filing fee. See 28 U.S.C. § 1915(b)(4)
("In no event shall a prisoner be prohibited from
bringing a civil action . . . for the reason that the
prisoner has no assets and no means by which to pay the
initial partial filing fee.").
order to pay his filing fee, Pawneeleggins must "make
monthly payments of 20 percent of the preceding month's
income credited to the prisoner's account." 28
U.S.C. § 1915(b)(2). The statute places the burden on
the prisoner's institution to collect the additional
monthly payments and forward them to the court as follows:
After payment of the initial partial filing fee, the prisoner
shall be required to make monthly payments of 20 percent of
the preceding month's income credited to the
prisoner's account.

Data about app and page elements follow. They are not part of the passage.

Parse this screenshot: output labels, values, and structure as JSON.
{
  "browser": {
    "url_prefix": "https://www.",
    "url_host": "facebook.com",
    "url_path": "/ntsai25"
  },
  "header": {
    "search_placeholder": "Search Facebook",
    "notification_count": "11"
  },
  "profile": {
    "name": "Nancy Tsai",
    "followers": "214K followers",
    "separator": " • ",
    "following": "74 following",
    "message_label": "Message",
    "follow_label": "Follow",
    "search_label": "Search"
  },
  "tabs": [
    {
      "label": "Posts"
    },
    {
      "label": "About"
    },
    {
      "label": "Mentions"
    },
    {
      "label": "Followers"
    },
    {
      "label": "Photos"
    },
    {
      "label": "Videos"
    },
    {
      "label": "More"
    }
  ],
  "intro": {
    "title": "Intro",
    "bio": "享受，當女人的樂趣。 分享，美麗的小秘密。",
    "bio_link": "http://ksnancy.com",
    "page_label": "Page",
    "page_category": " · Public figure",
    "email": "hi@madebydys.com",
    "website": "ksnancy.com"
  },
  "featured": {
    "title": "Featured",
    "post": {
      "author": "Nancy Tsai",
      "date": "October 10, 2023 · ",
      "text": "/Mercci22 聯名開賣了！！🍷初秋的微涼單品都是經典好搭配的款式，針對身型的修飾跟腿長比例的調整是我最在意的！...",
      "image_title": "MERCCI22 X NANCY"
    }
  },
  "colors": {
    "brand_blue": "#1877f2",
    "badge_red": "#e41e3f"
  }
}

The agency having custody of the
prisoner shall forward payments from the prisoner's
account to the clerk of the court each time the amount in the
account exceeds $ 10 until the filing fees are paid.
28 U.S.C. § 1915(b)(2). The installments will be
collected pursuant to this procedure. The Clerk of Court will
send a copy of this order to the appropriate financial
official at Pawneeleggins's institution. Pawneeleggins
remains responsible for the entire filing fee, as long as he
is a prisoner. See In re Tyler, 110 F.3d 528, 529-30
(8th Cir. 1997).
Allegations of Pawneeleggins's Complaint
claims that he began his job in the Mike Durfee State Prison
kitchen around December of 2018. Doc. 1 at 4. On December 11,
2018, he allegedly saw a therapist who looked at his swollen
hand and wrote him a "no work order[.]"
Id. He claims that the kitchen boss, Jared, was
aware of his swollen hand and the "no work order"
by email. Id.
claims that even after being notified of the "no work
order" he was consistently called down and asked why he
wasn't at work. Id. On December 20, 2018,
Pawneeleggins claims Officer Kauth told him to go to work.
Id. When Pawneeleggins showed up for work, a
"red headed lady" said that they did not have a
"no work order" on file. Id. Pawneeleggins
refutes this claim and asserts that health services confirmed
that he had a "no work order." Id. at 5;
Doc. 1-1 at 4. On November 30, 2018, Pawneeleggins claims he
was called to the office and told his "no work
order" was from 2013 and he must go to work. Doc. 1 at
5. Pawneeleggins claims that he was threatened with a write
up if he didn't go to work. Id. He asserts that
write ups have a negative impact when an inmate comes up for
parole. Id. Further, Pawneeleggins claims he has had
two "no work orders," one from 2013 and the other
from 2018. Id; Doc. 1-1 at 4.
claims that the defendant was deliberately indifferent and
failed to protect him. Id. at 4, 6. Further, he
alleges a violation of the ADA. Id. at 7. He asserts
that the defendant's behavior has injured him physically,
mentally, emotionally, and spiritually. Id. at 5, 6.
Pawneeleggins asks to be reimbursed for his medical expenses
from his past and future claims and to receive $1 million for
punitive damages, $500, 000 for compensatory damages, and
$200, 000 for pain and suffering. Id. at 8. Further,
Pawneeleggins asks the ...